Verification of New Hires: Typically, employers are given only three days from the date of hire to initiate a case in E-Verify.

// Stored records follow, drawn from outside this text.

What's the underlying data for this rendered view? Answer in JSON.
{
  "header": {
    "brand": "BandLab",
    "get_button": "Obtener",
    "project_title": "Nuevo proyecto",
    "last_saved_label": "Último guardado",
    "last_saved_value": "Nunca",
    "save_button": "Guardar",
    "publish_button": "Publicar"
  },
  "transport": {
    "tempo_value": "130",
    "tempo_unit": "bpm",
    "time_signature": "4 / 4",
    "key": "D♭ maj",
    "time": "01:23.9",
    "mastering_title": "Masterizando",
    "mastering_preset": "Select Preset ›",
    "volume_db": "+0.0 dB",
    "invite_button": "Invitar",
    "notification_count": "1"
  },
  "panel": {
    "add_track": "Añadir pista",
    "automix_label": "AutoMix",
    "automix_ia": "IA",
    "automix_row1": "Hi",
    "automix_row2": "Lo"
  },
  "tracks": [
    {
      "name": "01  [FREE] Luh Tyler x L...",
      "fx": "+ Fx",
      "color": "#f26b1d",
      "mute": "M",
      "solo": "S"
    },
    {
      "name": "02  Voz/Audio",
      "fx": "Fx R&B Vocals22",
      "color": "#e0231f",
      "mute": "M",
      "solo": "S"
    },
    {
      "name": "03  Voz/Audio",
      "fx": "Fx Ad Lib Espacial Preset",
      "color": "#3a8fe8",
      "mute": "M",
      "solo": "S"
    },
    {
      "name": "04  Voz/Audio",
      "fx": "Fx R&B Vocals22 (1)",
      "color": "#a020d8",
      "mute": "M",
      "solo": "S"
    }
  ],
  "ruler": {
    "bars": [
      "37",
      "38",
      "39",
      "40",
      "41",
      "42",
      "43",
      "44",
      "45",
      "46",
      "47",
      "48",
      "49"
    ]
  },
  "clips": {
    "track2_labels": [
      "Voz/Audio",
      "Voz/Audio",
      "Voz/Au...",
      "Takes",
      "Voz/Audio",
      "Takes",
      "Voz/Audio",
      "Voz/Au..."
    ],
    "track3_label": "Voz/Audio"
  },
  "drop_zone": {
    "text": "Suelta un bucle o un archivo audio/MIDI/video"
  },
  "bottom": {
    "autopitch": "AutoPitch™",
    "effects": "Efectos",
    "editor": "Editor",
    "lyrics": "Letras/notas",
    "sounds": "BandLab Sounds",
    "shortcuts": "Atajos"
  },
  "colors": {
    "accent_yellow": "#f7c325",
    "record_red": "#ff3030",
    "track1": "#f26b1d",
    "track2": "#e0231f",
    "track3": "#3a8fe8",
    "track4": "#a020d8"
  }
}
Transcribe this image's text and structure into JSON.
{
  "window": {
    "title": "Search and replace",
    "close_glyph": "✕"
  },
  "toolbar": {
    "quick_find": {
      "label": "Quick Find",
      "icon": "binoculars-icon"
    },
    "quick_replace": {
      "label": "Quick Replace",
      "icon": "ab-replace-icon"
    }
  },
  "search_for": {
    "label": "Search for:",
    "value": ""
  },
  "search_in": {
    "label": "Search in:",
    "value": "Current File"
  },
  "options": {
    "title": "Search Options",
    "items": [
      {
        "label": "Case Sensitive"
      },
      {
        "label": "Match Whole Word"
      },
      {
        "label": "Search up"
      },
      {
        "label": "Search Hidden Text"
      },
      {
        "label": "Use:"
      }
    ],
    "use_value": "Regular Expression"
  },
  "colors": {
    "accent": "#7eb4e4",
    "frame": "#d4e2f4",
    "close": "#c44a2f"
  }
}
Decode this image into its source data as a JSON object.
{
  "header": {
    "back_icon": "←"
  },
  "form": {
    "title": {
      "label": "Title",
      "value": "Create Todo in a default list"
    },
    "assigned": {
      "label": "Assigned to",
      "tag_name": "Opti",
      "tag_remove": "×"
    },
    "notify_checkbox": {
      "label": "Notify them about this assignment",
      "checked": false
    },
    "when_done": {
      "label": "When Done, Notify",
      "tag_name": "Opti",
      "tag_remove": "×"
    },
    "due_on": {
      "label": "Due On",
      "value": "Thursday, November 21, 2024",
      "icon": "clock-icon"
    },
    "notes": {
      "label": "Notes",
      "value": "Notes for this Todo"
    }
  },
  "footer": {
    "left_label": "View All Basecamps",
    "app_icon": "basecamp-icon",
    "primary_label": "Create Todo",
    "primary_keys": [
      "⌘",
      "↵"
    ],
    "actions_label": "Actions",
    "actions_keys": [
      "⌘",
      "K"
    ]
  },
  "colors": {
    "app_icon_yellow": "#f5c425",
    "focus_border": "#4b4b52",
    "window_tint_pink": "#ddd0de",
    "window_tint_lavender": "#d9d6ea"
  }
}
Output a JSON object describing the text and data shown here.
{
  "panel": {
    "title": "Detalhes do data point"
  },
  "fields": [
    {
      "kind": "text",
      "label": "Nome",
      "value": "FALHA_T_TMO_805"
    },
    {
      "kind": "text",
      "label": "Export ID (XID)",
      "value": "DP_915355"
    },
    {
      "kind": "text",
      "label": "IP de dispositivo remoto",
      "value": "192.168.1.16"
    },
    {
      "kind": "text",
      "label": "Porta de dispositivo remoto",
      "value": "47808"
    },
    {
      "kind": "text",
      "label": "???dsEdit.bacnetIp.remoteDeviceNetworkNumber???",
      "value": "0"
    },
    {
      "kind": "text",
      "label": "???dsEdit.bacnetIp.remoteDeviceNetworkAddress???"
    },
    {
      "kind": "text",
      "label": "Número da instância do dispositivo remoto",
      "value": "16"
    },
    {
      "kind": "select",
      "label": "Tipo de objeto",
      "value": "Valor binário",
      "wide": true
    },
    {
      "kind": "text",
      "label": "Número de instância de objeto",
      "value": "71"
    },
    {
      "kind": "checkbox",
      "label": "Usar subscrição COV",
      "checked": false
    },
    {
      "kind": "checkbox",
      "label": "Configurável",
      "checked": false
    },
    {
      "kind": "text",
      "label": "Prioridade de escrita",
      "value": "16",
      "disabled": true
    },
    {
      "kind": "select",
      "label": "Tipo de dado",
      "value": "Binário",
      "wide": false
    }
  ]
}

Due to the government shutdown, however, DHS has announced that employers will have until November 5, 2013 to create new E-Verify cases for any employees hired during the shutdown.

If E-Verify software requests an explanation for the delay in initiating a case, DHS has instructed employers to choose the “other” option from the drop-down list and enter “federal government shutdown” in the text field.

Tentative Non-Confirmations (TNCs): DHS also has instructed employers to add twelve (12) federal business days to the date printed on any TNC referral letter generated for employees who received a TNC between September 17, 2013 and September 30, 2013. Employees with TNCs generated during this timeframe will have until the new deadline to resolve their cases with the applicable agency.

In or to assist employees who indicated their desire to contest a TNC during the shutdown period, DHS has instructed employers to initiate the TNC referral process in E-Verify.

Final Non-Confirmations (FNCs): To address the issue of employees who received an FNC or no-show because of the government shutdown, employers are advised to close the case and select one of the following two options in E-Verify:

(1) “The employee continues to work for the employer after receiving a Final Non-Confirmation result,” or
(2) “The employee continues to work for the employer after receiving a No Show result.”

The employer should then enter a new case in E-Verify for that individual employee in order to re-initiate the TNC process, which will allow the employee an opportunity to go back and timely contest the original TNC result that led to a final non-confirmation.
Federal Contractors: DHS has advised federal contractors that missed E-Verify deadlines because of the government shutdown to follow the instructions above for resolving any outstanding E-Verify issues, and to communicate with their contracting officers regarding these instructions and any steps being taken to resolve the missed deadlines

Suing a Medical Journal for Lost Medical Malpractice Cases: 1st Circuit Says No

Posted on: November 4th, 2013

By: Michael Eshman

In what the court called an “imaginative but unpersuasive” theory of liability, the 1st Circuit U.S. Court of Appeals rejected a claim brought by unsuccessful medical malpractice plaintiffs against the authors, authors’ employer, and publisher of an allegedly fraudulent case report.  The case report at issue was Permanent Brachial Plexus Injury Following Vaginal Delivery Without Physician Traction or Shoulder Dystocia, which appeared in the March 2008 issue of the American Journal of Obstetrics and Gynecology.  The plaintiffs claimed that the juries’ reliance on the case report in their medical malpractice cases crippled their allegations of brachial plexus injuries caused by excessive physician traction during delivery.  The court rejected the claim on a plausibility inquiry, finding that even if the report had been fraudulent, the plaintiffs could not plausibly prove that the report caused their losses because they could not prove that the case report was critical to the juries’ verdicts.  While acknowledging that these allegations taken together indicated that the plaintiffs had more than a gambler’s chance of proving fraud, the court ultimately did not address the report itself or the medicine behind the report.  The court noted that the Daubert doctrine for the admissibility of scientific and technical evidence presents the appropriate opportunity to raise concerns about the case report.

The case is A.G. and K.S. v. Elsevier, Inc., et. al., 2013 WL5630077 (1st Cir. October 16, 2013).